───── The data ─────

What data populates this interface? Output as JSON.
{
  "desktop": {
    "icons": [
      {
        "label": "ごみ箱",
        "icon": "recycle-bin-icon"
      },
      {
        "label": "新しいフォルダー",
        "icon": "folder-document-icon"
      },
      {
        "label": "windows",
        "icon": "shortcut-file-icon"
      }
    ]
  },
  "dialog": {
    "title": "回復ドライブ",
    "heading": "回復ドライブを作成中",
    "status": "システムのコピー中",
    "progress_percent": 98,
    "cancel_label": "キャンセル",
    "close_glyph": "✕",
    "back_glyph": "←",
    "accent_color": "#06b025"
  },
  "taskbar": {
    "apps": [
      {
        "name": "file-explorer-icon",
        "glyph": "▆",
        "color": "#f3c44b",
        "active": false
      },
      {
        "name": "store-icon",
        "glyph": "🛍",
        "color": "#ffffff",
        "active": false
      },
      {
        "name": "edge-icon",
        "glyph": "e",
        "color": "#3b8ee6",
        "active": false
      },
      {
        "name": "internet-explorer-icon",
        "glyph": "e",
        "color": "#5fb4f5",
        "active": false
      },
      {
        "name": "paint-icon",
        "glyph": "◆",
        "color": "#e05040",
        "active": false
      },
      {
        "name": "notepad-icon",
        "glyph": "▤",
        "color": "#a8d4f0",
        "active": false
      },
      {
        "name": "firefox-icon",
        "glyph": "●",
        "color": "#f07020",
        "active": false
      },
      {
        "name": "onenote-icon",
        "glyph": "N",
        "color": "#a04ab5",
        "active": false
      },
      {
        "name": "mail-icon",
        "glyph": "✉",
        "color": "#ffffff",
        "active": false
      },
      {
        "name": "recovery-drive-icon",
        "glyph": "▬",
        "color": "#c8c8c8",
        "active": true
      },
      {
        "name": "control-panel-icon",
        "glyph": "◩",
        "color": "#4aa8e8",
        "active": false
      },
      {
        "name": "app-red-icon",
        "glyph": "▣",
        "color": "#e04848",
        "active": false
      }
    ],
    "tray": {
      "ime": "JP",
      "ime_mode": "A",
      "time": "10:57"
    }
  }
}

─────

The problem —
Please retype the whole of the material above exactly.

Response to this exercise —
What data populates this interface? Output as JSON.
{
  "desktop": {
    "icons": [
      {
        "label": "ごみ箱",
        "icon": "recycle-bin-icon"
      },
      {
        "label": "新しいフォルダー",
        "icon": "folder-document-icon"
      },
      {
        "label": "windows",
        "icon": "shortcut-file-icon"
      }
    ]
  },
  "dialog": {
    "title": "回復ドライブ",
    "heading": "回復ドライブを作成中",
    "status": "システムのコピー中",
    "progress_percent": 98,
    "cancel_label": "キャンセル",
    "close_glyph": "✕",
    "back_glyph": "←",
    "accent_color": "#06b025"
  },
  "taskbar": {
    "apps": [
      {
        "name": "file-explorer-icon",
        "glyph": "▆",
        "color": "#f3c44b",
        "active": false
      },
      {
        "name": "store-icon",
        "glyph": "🛍",
        "color": "#ffffff",
        "active": false
      },
      {
        "name": "edge-icon",
        "glyph": "e",
        "color": "#3b8ee6",
        "active": false
      },
      {
        "name": "internet-explorer-icon",
        "glyph": "e",
        "color": "#5fb4f5",
        "active": false
      },
      {
        "name": "paint-icon",
        "glyph": "◆",
        "color": "#e05040",
        "active": false
      },
      {
        "name": "notepad-icon",
        "glyph": "▤",
        "color": "#a8d4f0",
        "active": false
      },
      {
        "name": "firefox-icon",
        "glyph": "●",
        "color": "#f07020",
        "active": false
      },
      {
        "name": "onenote-icon",
        "glyph": "N",
        "color": "#a04ab5",
        "active": false
      },
      {
        "name": "mail-icon",
        "glyph": "✉",
        "color": "#ffffff",
        "active": false
      },
      {
        "name": "recovery-drive-icon",
        "glyph": "▬",
        "color": "#c8c8c8",
        "active": true
      },
      {
        "name": "control-panel-icon",
        "glyph": "◩",
        "color": "#4aa8e8",
        "active": false
      },
      {
        "name": "app-red-icon",
        "glyph": "▣",
        "color": "#e04848",
        "active": false
      }
    ],
    "tray": {
      "ime": "JP",
      "ime_mode": "A",
      "time": "10:57"
    }
  }
}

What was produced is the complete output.